Diversity Spotlight Thursday is a weekly meme hosted by yours truly. Every week, you come up with one book in each of three different categories: a diverse book you have read and enjoyed, a diverse book on your TBR, and one that has not yet been released. You can check out the announcement post for more information.
Hello, everyone! So, I know I’ve been neglecting this weekly feature for the past few weeks, and I’m really sorry about that, but there were several reasons. 1) I was on vacation in Los Angeles, and was so stupidly busy with family, which meant that 2) I wasn’t keeping up with book news, or reading. Which means that 3) I wasn’t reading nearly as much as I would have liked, and so I was lacking on recommendations for this post in general.
Now that I’m back home and am slowly getting back into the swing of things, I’m reading more and have been keeping an eye out for new releases. Hopefully I’ll be more regular now. 🙂
Every Heart a Doorway by Seanan McGuire
This was a fairly recent read for me- I read it for one of the squares in the Diversity Bingo 2017 bingo sheet. I’ve only ever read one other book revolving around an asexual character, which was why this one immediately caught my eye. I wasn’t entirely sure what I was expecting when I went into it, but it certainly wasn’t what I got. Which isn’t a bad thing. It’s a strange mix of fantasy and magical realism, where teenagers who don’t feel like they fit in their mundane lives find doors or portals to worlds where they feel like they belong. Our main character is one such person who was taken to an underworld of sorts- but she was removed from her world and thrown back into our world. She’s sent to a school where teens who have gone through a similar process are trying to recuperate and get over their worlds.
The book definitely took a twist for the better; from a whimsical, magical read, it turned into a grotesque, dark read that never really left its whimsical tone. I flew through it – I’m pretty sure I read it in one day because I couldn’t put it down. It was far from perfect, but it’s one that I’d recommend to anyone looking for an interesting, fast-paced read.
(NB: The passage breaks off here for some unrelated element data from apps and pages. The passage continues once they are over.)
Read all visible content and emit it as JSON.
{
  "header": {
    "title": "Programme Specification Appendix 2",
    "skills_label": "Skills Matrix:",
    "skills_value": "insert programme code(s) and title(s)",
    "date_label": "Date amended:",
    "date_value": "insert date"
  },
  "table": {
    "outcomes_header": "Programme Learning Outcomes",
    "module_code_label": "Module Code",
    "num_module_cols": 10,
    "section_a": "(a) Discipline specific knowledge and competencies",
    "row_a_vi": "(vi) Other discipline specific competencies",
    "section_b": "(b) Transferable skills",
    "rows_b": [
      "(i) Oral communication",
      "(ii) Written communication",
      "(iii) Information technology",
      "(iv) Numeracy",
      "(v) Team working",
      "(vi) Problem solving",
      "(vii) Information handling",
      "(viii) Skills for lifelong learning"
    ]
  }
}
Also, there’s a trans side character!
The Sun is Also a Star by Nicola Yoon
If you’ve keeping up with my seldomly-updated blog (honestly, props to you), you might know that I recently read Everything, Everything by Nicola Yoon. And I had very many problems; I don’t usually say I despise books, but Everything, Everything holds a special place in my “highly disliked books” list. It wasn’t because it was boring or badly written, or some problem or another with the characters; I just had many, many issues with the disability representation in the novel. If you’d like to read my review, you can find it here.
However, I’d still like to give Nicola Yoon a second chance- especially because I’ve heard that her new book is a massive improvement even from people that were hurt by the first one. The premise sounds interesting though it’s raised some red flags for insta-love. A girl, on the verge of being deported with her family to Jamaica, falls in love with Daniel- who’s a straight-cut teen who doesn’t believe in fate, whose plan didn’t include this. Insta-love is a hard sell for me, but from the reviews I’ve seen, this book apparently pulls it off. And I’m looking forward to digging in.
The Hate U Give by Angie Thomas
The Hate U Give by Angie Thomas has been making all the rounds recently, and with good reason. I was lucky enough to score an ARC of this late in November, and I started reading it almost immediately. It honestly blew me away. I’m always wary of books that have hype surrounding them, and this was #1 on the hype train for me, but Angie Thomas proved to be such a wonderful, poignant, empathetic writer. Her characters felt like real people; I grew so fond of the main character and her struggles, her relationships with her family, boyfriend and friends. I was hooked from start to finish, and it was a near-perfect book.
I’ve often said, with regards to this particular novel, that it’s going to be a game-changer. My feelings about that haven’t changed even two months after I turned the last page; this book is going to change the YA game, I can feel it. It covers so many important issues, like race relations in the United States, microaggressions in day-to-day life, socioeconomic status, racial profiling, police brutality, the Black Lives Matter movement, cultural appropriation, the role of media and social media networks in crime. The scope of issues this novel covers is far and wide, and each of these issues is done justice. It’s truly a beautiful read and if you haven’t pre-ordered it or added it to your TBR, what are you doing?